The section on eating your placenta is included for amusement only, and shouldn't imply that Mothers 35 Plus takes this seriously! However, if you have eaten your placenta, and/or have a genuine recipe then please let us know and we'll try to include it.
Most women will probably be aware of the age-old rumour that some mothers reputedly enjoy tucking into a nourishing meal of placenta after giving birth. Indeed it is commonplace for some cultures and, of course, many of our friends in the animal kingdom have always enjoyed it. However, to your average discerning human being it still doesn't seem that appealing a prospect. In the Western world it is accepted, although unproven, that eating placenta will reduce the risk of post-natal depression. This is because the organ is rich in minerals and vitamins, particularly B6, which can help to fight depression.
The criticism that a UK television show came in for a few years agao after showing the cooking and eating of a human placenta cannot have escaped the notice of many. The Broadcasting Standards Commission said that the programme has reportedly "breached convention" after an episode screened in February 1998, which showed a mother preparing and eating placenta pate to celebrate her daughter's birth. Incidentally, for those of you wishing to know how the "offending" placenta was cooked, it was fried with shallots and garlic, flambéed, pureed and served on focaccia bread. In fact it must have been pretty tasty as the father of the child was reported to have had seventeen helpings, though apparently, other guests on the programme were less enthusiastic!

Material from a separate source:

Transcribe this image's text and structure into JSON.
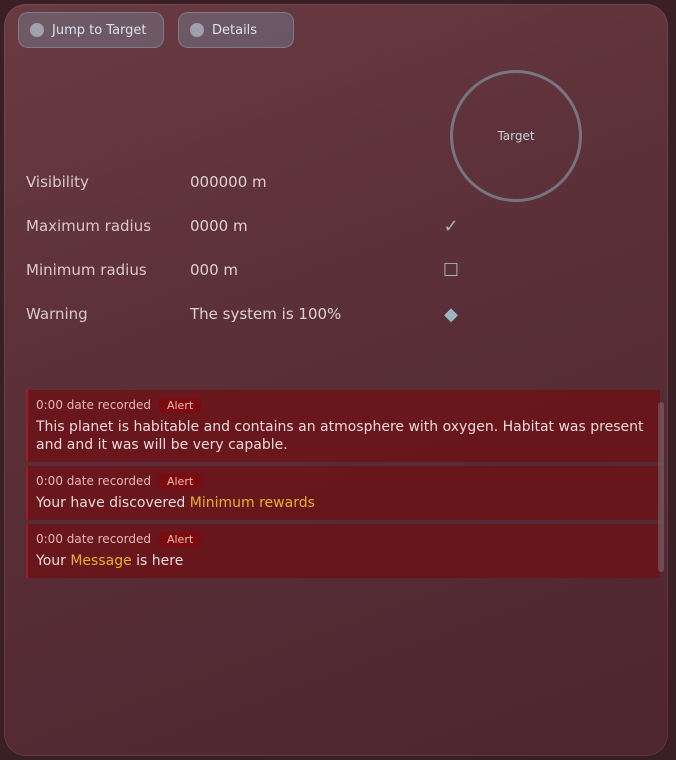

The practice of eating placentas was also fashionable in the 1970s among so-called "earth mothers", but its popularity has since declined, with few mothers wanting to take their placentas home from hospital with them! Those people who agree with the practice of eating placentas argue that it is a perfectly normal thing to do, whilst those against are asking if a placenta belongs to the mother or the baby? If to the latter, this would imply cannibalism as pointed out by some of the nine viewers who complained about the television programme. However, during pregnancy the placenta is part of the mother, existing for the specific purpose of nourishing the baby until birth, after which it is expelled, ceasing to be part of her.